*Instructions for the task*.
When you copy the listing, reproduce each line as it appears and omit every image.
* * * * * * *
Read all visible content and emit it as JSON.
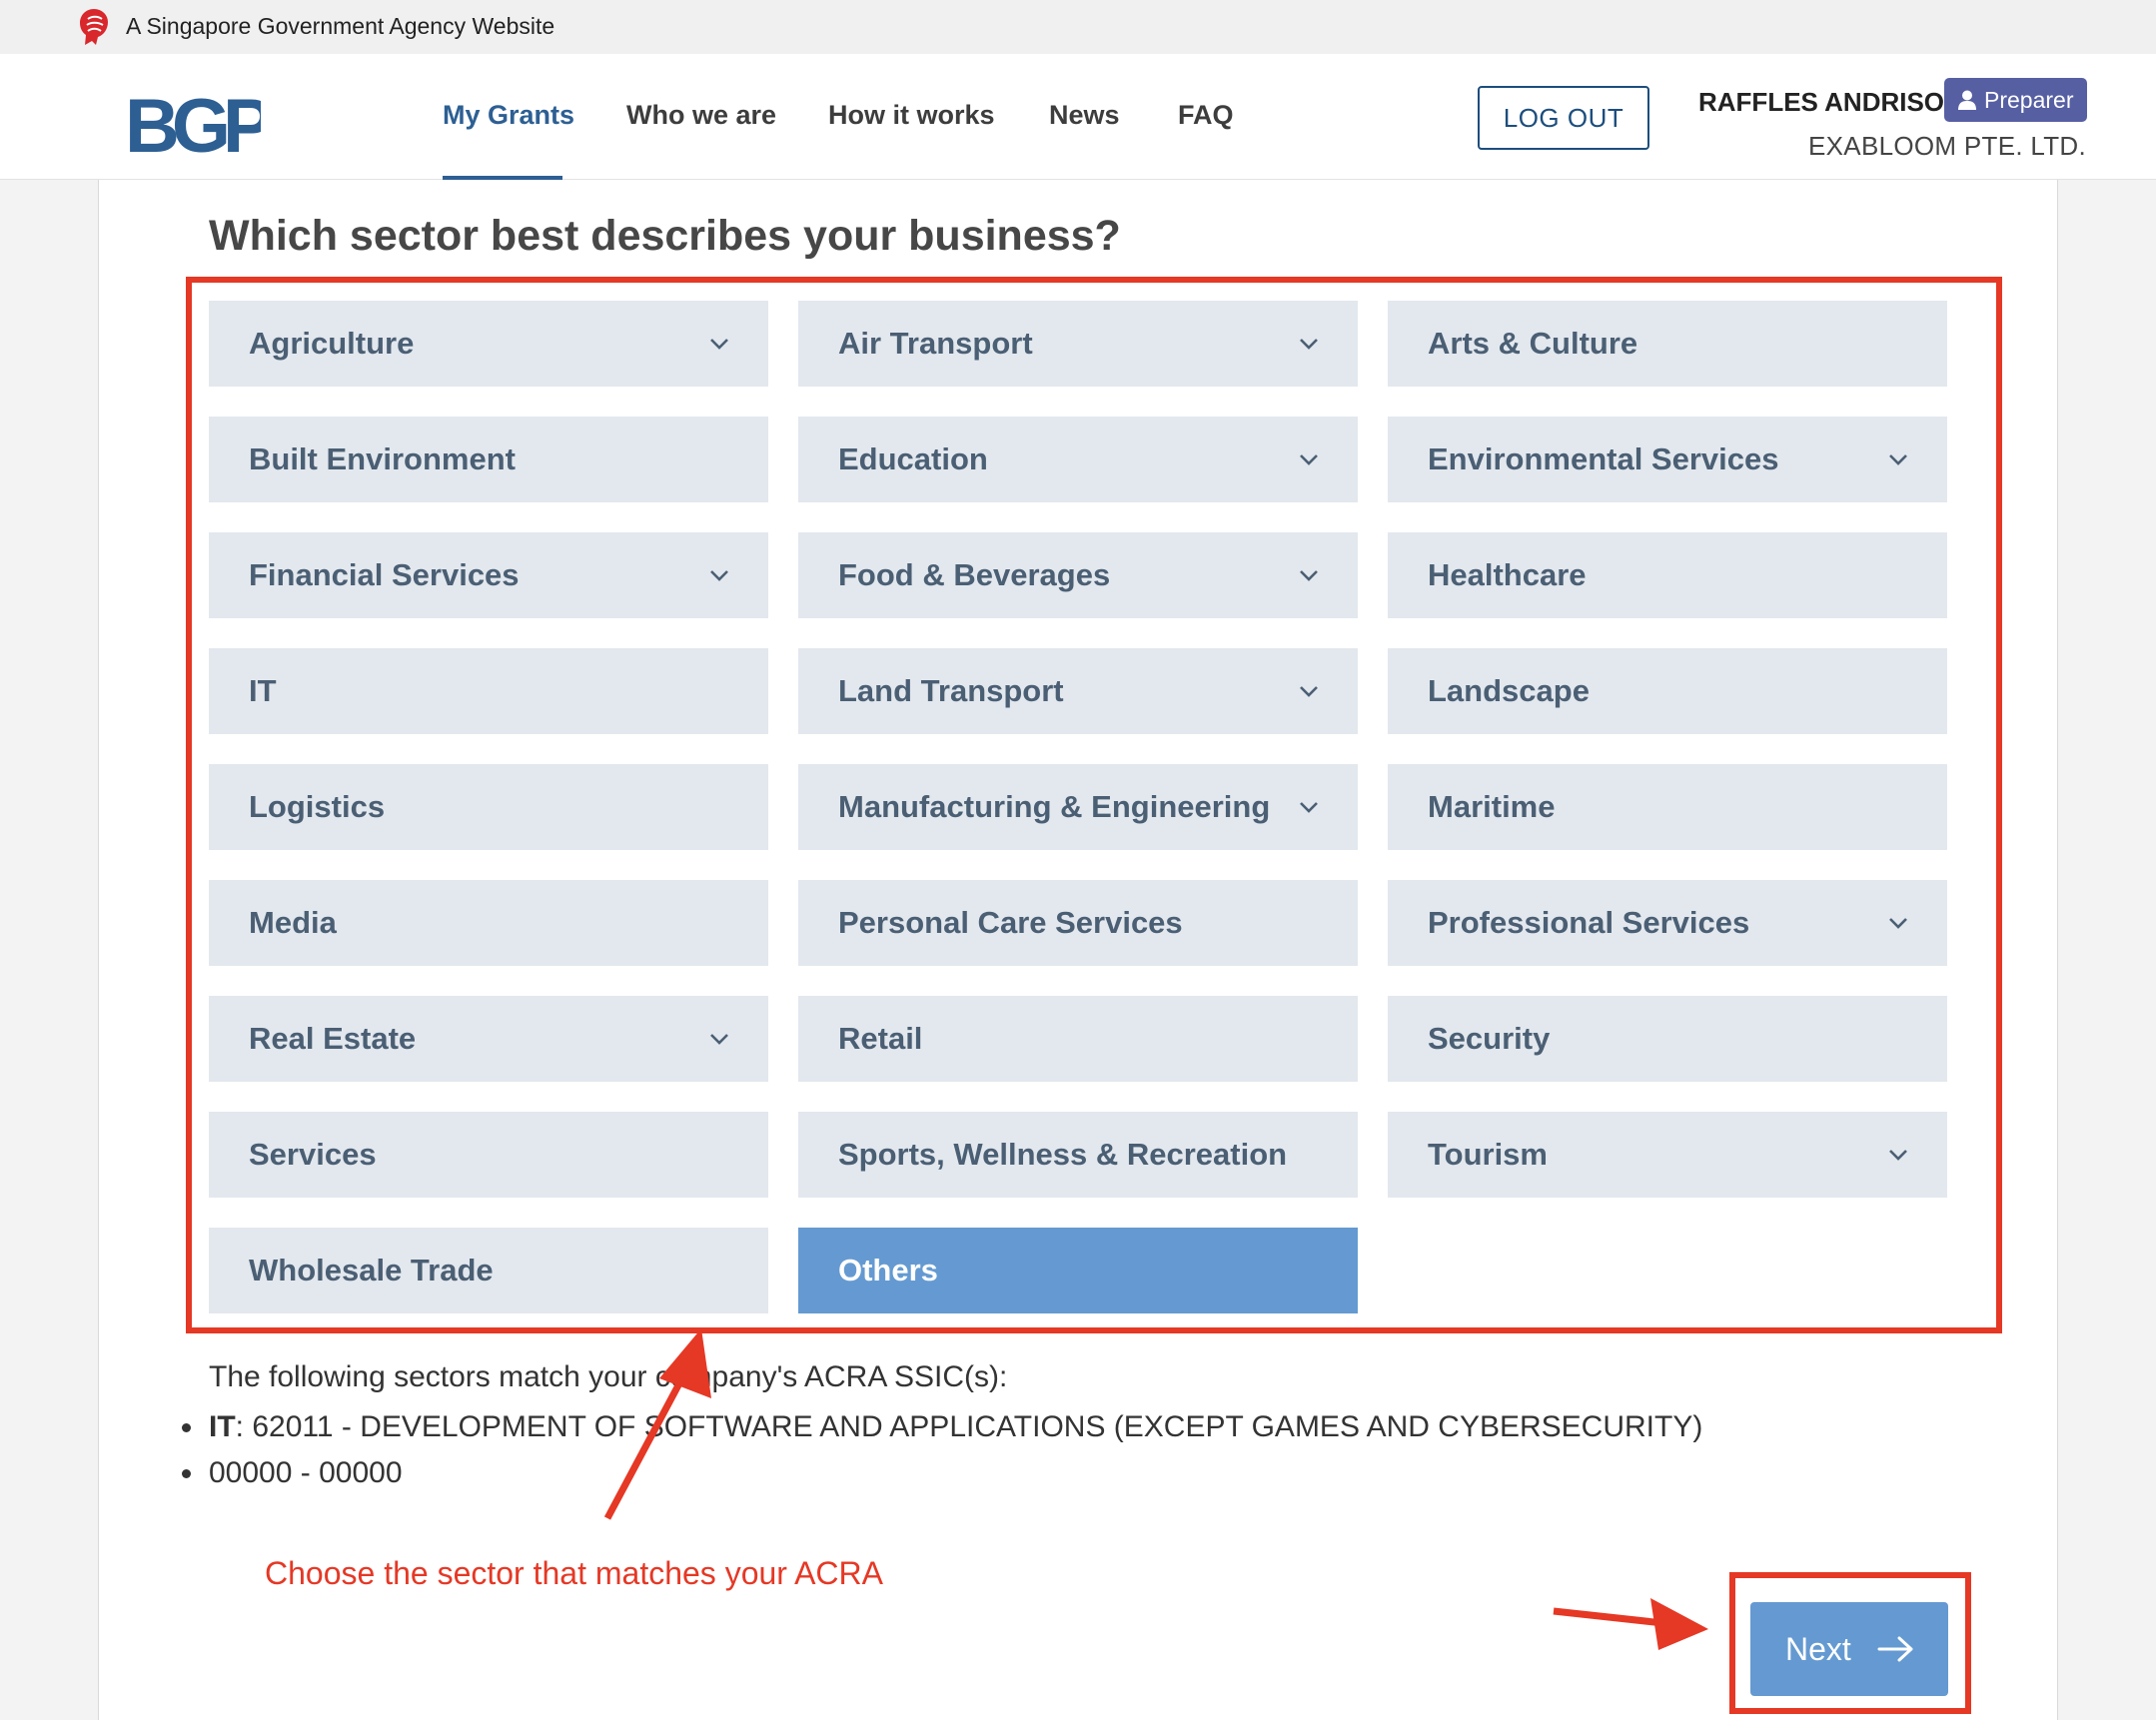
{
  "masthead": {
    "text": "A Singapore Government Agency Website",
    "icon": "lion-head-icon"
  },
  "header": {
    "logo_text": "BGP",
    "nav": [
      {
        "label": "My Grants",
        "active": true
      },
      {
        "label": "Who we are",
        "active": false
      },
      {
        "label": "How it works",
        "active": false
      },
      {
        "label": "News",
        "active": false
      },
      {
        "label": "FAQ",
        "active": false
      }
    ],
    "logout_label": "LOG OUT",
    "user_name": "RAFFLES ANDRISON",
    "role_label": "Preparer",
    "company": "EXABLOOM PTE. LTD."
  },
  "form": {
    "question": "Which sector best describes your business?",
    "sectors": [
      {
        "label": "Agriculture",
        "dropdown": true,
        "selected": false
      },
      {
        "label": "Air Transport",
        "dropdown": true,
        "selected": false
      },
      {
        "label": "Arts & Culture",
        "dropdown": false,
        "selected": false
      },
      {
        "label": "Built Environment",
        "dropdown": false,
        "selected": false
      },
      {
        "label": "Education",
        "dropdown": true,
        "selected": false
      },
      {
        "label": "Environmental Services",
        "dropdown": true,
        "selected": false
      },
      {
        "label": "Financial Services",
        "dropdown": true,
        "selected": false
      },
      {
        "label": "Food & Beverages",
        "dropdown": true,
        "selected": false
      },
      {
        "label": "Healthcare",
        "dropdown": false,
        "selected": false
      },
      {
        "label": "IT",
        "dropdown": false,
        "selected": false
      },
      {
        "label": "Land Transport",
        "dropdown": true,
        "selected": false
      },
      {
        "label": "Landscape",
        "dropdown": false,
        "selected": false
      },
      {
        "label": "Logistics",
        "dropdown": false,
        "selected": false
      },
      {
        "label": "Manufacturing & Engineering",
        "dropdown": true,
        "selected": false
      },
      {
        "label": "Maritime",
        "dropdown": false,
        "selected": false
      },
      {
        "label": "Media",
        "dropdown": false,
        "selected": false
      },
      {
        "label": "Personal Care Services",
        "dropdown": false,
        "selected": false
      },
      {
        "label": "Professional Services",
        "dropdown": true,
        "selected": false
      },
      {
        "label": "Real Estate",
        "dropdown": true,
        "selected": false
      },
      {
        "label": "Retail",
        "dropdown": false,
        "selected": false
      },
      {
        "label": "Security",
        "dropdown": false,
        "selected": false
      },
      {
        "label": "Services",
        "dropdown": false,
        "selected": false
      },
      {
        "label": "Sports, Wellness & Recreation",
        "dropdown": false,
        "selected": false
      },
      {
        "label": "Tourism",
        "dropdown": true,
        "selected": false
      },
      {
        "label": "Wholesale Trade",
        "dropdown": false,
        "selected": false
      },
      {
        "label": "Others",
        "dropdown": false,
        "selected": true
      }
    ],
    "acra_intro": "The following sectors match your company's ACRA SSIC(s):",
    "acra_matches": [
      {
        "sector": "IT",
        "code": "62011 - DEVELOPMENT OF SOFTWARE AND APPLICATIONS (EXCEPT GAMES AND CYBERSECURITY)"
      },
      {
        "sector": "",
        "code": "00000 - 00000"
      }
    ],
    "next_label": "Next"
  },
  "annotation": {
    "text": "Choose the sector that matches your ACRA"
  },
  "colors": {
    "primary": "#2d5f93",
    "selected_tile": "#649ad1",
    "tile": "#e3e8ee",
    "tile_text": "#4b5f74",
    "annotation": "#e53825",
    "badge": "#575fa3"
  }
}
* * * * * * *
*Final answer*.
Read all visible content and emit it as JSON.
{
  "masthead": {
    "text": "A Singapore Government Agency Website",
    "icon": "lion-head-icon"
  },
  "header": {
    "logo_text": "BGP",
    "nav": [
      {
        "label": "My Grants",
        "active": true
      },
      {
        "label": "Who we are",
        "active": false
      },
      {
        "label": "How it works",
        "active": false
      },
      {
        "label": "News",
        "active": false
      },
      {
        "label": "FAQ",
        "active": false
      }
    ],
    "logout_label": "LOG OUT",
    "user_name": "RAFFLES ANDRISON",
    "role_label": "Preparer",
    "company": "EXABLOOM PTE. LTD."
  },
  "form": {
    "question": "Which sector best describes your business?",
    "sectors": [
      {
        "label": "Agriculture",
        "dropdown": true,
        "selected": false
      },
      {
        "label": "Air Transport",
        "dropdown": true,
        "selected": false
      },
      {
        "label": "Arts & Culture",
        "dropdown": false,
        "selected": false
      },
      {
        "label": "Built Environment",
        "dropdown": false,
        "selected": false
      },
      {
        "label": "Education",
        "dropdown": true,
        "selected": false
      },
      {
        "label": "Environmental Services",
        "dropdown": true,
        "selected": false
      },
      {
        "label": "Financial Services",
        "dropdown": true,
        "selected": false
      },
      {
        "label": "Food & Beverages",
        "dropdown": true,
        "selected": false
      },
      {
        "label": "Healthcare",
        "dropdown": false,
        "selected": false
      },
      {
        "label": "IT",
        "dropdown": false,
        "selected": false
      },
      {
        "label": "Land Transport",
        "dropdown": true,
        "selected": false
      },
      {
        "label": "Landscape",
        "dropdown": false,
        "selected": false
      },
      {
        "label": "Logistics",
        "dropdown": false,
        "selected": false
      },
      {
        "label": "Manufacturing & Engineering",
        "dropdown": true,
        "selected": false
      },
      {
        "label": "Maritime",
        "dropdown": false,
        "selected": false
      },
      {
        "label": "Media",
        "dropdown": false,
        "selected": false
      },
      {
        "label": "Personal Care Services",
        "dropdown": false,
        "selected": false
      },
      {
        "label": "Professional Services",
        "dropdown": true,
        "selected": false
      },
      {
        "label": "Real Estate",
        "dropdown": true,
        "selected": false
      },
      {
        "label": "Retail",
        "dropdown": false,
        "selected": false
      },
      {
        "label": "Security",
        "dropdown": false,
        "selected": false
      },
      {
        "label": "Services",
        "dropdown": false,
        "selected": false
      },
      {
        "label": "Sports, Wellness & Recreation",
        "dropdown": false,
        "selected": false
      },
      {
        "label": "Tourism",
        "dropdown": true,
        "selected": false
      },
      {
        "label": "Wholesale Trade",
        "dropdown": false,
        "selected": false
      },
      {
        "label": "Others",
        "dropdown": false,
        "selected": true
      }
    ],
    "acra_intro": "The following sectors match your company's ACRA SSIC(s):",
    "acra_matches": [
      {
        "sector": "IT",
        "code": "62011 - DEVELOPMENT OF SOFTWARE AND APPLICATIONS (EXCEPT GAMES AND CYBERSECURITY)"
      },
      {
        "sector": "",
        "code": "00000 - 00000"
      }
    ],
    "next_label": "Next"
  },
  "annotation": {
    "text": "Choose the sector that matches your ACRA"
  },
  "colors": {
    "primary": "#2d5f93",
    "selected_tile": "#649ad1",
    "tile": "#e3e8ee",
    "tile_text": "#4b5f74",
    "annotation": "#e53825",
    "badge": "#575fa3"
  }
}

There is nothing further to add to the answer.